This paper describes a series of numerical experiments simulating the effect of large-scale irrigation on short-term changes of hydrology and climate. This is done through the use of a simple general circulation model, with a limited computational domain and idealized geography.
The soil at three latitude bands, namely 30°N–60°N, 0–30°N, and 15°S–15°N is initially saturated with moisture. The results from these experiments indicate that irrigation affects not only the distribution of evaporation but also that of large-scale precipitation. It is found that the anomalies of soil moisture created by irrigation of these respective latitude zones can persist for at least several months due to increased evaporation and precipitation. Furthermore, it the irrigated region is located under a rainbelt, precipitation in that rainbelt is enhanced. Conversely, if the irrigated region is not located under a rainbelt, much of the additional moisture is transported to a rainbelt outside this area. Thus the moist moisture anomaly for the 30°N–60°N cast which is located under the middle latitude rainbelt tends to persist longer than the corresponding anomaly for the 0–30°N case.
Although both the 30°N–60°N and 15°S–15°N latitude regions occur under rainbelts, the soil moisture anomaly for the 15°S–15°N case does not persist as long as it does for the 30°N–60°N case. This is because in the 15°S–15°N case, a much greater fraction of the increased precipitation is lost from the hydrologic cycle due to runoff there as compared with the 30°N-60°N case.
The above changes of the hydrological processes also cause corresponding changes of the thermal state of the atmosphere such as a cooling of the surface due to increased evaporation. This results in change of the mean zonal circulation through the thermal wind relationship.

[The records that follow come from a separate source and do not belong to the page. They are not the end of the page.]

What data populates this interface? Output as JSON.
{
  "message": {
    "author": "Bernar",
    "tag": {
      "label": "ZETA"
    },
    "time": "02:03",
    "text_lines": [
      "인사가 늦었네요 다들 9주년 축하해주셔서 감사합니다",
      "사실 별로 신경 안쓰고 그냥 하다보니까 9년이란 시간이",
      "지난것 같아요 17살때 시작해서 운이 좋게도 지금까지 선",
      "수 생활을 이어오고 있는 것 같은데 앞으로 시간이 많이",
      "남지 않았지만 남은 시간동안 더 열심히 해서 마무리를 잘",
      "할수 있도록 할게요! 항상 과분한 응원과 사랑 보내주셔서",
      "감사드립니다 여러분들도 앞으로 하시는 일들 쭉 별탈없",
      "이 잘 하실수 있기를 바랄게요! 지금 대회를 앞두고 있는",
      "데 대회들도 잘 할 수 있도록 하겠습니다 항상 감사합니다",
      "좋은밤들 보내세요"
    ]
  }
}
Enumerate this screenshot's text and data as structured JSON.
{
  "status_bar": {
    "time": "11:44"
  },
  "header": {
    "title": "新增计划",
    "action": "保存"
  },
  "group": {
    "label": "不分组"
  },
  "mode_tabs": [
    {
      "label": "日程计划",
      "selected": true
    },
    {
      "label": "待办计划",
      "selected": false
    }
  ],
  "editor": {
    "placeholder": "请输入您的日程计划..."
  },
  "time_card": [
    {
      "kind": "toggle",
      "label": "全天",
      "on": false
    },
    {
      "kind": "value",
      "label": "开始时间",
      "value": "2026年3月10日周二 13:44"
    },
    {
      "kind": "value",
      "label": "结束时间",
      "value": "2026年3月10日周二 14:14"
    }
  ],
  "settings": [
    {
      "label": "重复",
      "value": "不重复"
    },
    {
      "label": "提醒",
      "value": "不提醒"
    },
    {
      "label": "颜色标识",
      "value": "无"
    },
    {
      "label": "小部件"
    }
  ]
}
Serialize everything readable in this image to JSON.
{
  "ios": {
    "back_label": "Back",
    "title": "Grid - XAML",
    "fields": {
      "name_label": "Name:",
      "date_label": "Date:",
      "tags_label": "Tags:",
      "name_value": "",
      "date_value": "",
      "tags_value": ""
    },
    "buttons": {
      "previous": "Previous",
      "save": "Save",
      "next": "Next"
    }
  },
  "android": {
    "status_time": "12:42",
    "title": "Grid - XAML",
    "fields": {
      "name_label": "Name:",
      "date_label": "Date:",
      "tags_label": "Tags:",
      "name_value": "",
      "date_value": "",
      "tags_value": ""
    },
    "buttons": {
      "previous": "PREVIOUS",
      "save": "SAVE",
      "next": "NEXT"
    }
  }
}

It is found that irrigation in the tropical region weakens the upward branch of the Hadley circulation in the vicinity of the tropical rainbelt.